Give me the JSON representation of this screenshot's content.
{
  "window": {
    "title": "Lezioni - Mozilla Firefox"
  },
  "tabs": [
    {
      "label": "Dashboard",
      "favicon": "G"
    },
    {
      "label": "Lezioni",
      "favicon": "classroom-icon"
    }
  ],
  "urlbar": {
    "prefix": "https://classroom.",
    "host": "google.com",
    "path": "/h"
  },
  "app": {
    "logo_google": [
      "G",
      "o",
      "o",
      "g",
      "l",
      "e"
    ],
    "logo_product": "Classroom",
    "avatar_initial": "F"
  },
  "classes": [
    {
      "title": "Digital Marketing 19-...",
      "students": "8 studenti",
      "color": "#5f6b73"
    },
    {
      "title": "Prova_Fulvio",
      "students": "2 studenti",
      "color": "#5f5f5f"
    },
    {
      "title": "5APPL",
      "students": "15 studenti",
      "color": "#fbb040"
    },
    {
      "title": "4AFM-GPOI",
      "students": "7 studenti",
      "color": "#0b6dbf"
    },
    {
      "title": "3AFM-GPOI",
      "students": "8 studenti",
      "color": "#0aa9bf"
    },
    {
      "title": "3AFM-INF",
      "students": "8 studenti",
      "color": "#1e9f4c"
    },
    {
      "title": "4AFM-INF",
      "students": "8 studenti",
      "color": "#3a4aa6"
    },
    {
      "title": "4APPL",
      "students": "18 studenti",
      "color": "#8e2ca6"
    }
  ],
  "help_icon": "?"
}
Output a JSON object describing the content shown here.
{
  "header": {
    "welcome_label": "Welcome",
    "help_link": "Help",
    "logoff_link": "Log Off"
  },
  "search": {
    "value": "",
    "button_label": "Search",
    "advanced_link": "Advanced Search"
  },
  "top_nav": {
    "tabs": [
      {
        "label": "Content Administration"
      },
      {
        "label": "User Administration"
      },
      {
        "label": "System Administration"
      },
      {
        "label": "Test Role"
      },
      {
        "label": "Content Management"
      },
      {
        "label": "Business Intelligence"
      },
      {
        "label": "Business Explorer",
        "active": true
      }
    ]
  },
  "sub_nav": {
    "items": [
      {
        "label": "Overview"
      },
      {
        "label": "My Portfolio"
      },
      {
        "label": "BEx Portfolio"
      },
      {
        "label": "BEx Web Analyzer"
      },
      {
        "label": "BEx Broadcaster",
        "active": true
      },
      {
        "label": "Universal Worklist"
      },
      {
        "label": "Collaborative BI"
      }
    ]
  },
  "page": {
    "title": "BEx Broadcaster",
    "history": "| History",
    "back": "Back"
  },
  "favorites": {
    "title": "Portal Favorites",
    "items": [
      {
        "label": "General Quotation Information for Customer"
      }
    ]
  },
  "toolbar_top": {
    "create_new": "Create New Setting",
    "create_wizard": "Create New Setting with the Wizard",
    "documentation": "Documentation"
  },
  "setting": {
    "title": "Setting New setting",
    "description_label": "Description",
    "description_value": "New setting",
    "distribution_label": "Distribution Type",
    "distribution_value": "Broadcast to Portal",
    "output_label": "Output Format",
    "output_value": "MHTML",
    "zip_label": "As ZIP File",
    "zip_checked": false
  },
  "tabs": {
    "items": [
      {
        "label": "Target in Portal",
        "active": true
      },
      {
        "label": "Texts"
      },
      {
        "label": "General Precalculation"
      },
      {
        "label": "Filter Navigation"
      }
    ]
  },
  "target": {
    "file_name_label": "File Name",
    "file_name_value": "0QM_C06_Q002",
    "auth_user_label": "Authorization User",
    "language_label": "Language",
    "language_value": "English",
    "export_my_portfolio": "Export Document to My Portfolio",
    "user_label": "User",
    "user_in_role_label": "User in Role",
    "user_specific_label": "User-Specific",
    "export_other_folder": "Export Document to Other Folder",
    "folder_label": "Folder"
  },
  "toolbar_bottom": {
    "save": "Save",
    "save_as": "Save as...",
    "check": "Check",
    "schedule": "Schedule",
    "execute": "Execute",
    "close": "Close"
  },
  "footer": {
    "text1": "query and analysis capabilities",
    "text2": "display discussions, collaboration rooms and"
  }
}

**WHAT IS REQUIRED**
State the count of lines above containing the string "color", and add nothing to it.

**TASK RESULT**
8